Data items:
━━━━━━━━━━━━━━━━
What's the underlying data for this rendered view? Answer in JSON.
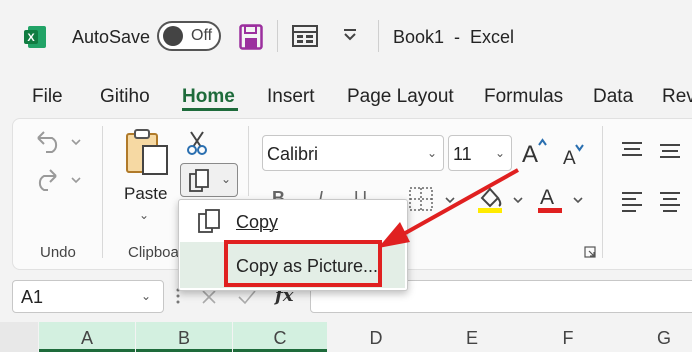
{
  "titlebar": {
    "autosave_label": "AutoSave",
    "autosave_state": "Off",
    "book_title": "Book1  -  Excel"
  },
  "tabs": [
    "File",
    "Gitiho",
    "Home",
    "Insert",
    "Page Layout",
    "Formulas",
    "Data",
    "Rev"
  ],
  "active_tab": "Home",
  "ribbon": {
    "undo_group_label": "Undo",
    "clipboard_group_label": "Clipboa",
    "paste_label": "Paste",
    "font_group_label": "ont",
    "font_name": "Calibri",
    "font_size": "11",
    "font_colors": {
      "highlight": "#ffeb00",
      "font": "#e02020"
    }
  },
  "copy_menu": {
    "copy_label": "Copy",
    "copy_as_picture_label": "Copy as Picture..."
  },
  "formula_bar": {
    "name_box_value": "A1",
    "fx_label": "fx"
  },
  "columns": [
    "A",
    "B",
    "C",
    "D",
    "E",
    "F",
    "G"
  ],
  "colors": {
    "accent": "#1e6b3b",
    "callout": "#e02020"
  }
}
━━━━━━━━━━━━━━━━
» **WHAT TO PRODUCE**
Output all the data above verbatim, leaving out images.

» **SOLUTION TO THIS PROBLEM**
What's the underlying data for this rendered view? Answer in JSON.
{
  "titlebar": {
    "autosave_label": "AutoSave",
    "autosave_state": "Off",
    "book_title": "Book1  -  Excel"
  },
  "tabs": [
    "File",
    "Gitiho",
    "Home",
    "Insert",
    "Page Layout",
    "Formulas",
    "Data",
    "Rev"
  ],
  "active_tab": "Home",
  "ribbon": {
    "undo_group_label": "Undo",
    "clipboard_group_label": "Clipboa",
    "paste_label": "Paste",
    "font_group_label": "ont",
    "font_name": "Calibri",
    "font_size": "11",
    "font_colors": {
      "highlight": "#ffeb00",
      "font": "#e02020"
    }
  },
  "copy_menu": {
    "copy_label": "Copy",
    "copy_as_picture_label": "Copy as Picture..."
  },
  "formula_bar": {
    "name_box_value": "A1",
    "fx_label": "fx"
  },
  "columns": [
    "A",
    "B",
    "C",
    "D",
    "E",
    "F",
    "G"
  ],
  "colors": {
    "accent": "#1e6b3b",
    "callout": "#e02020"
  }
}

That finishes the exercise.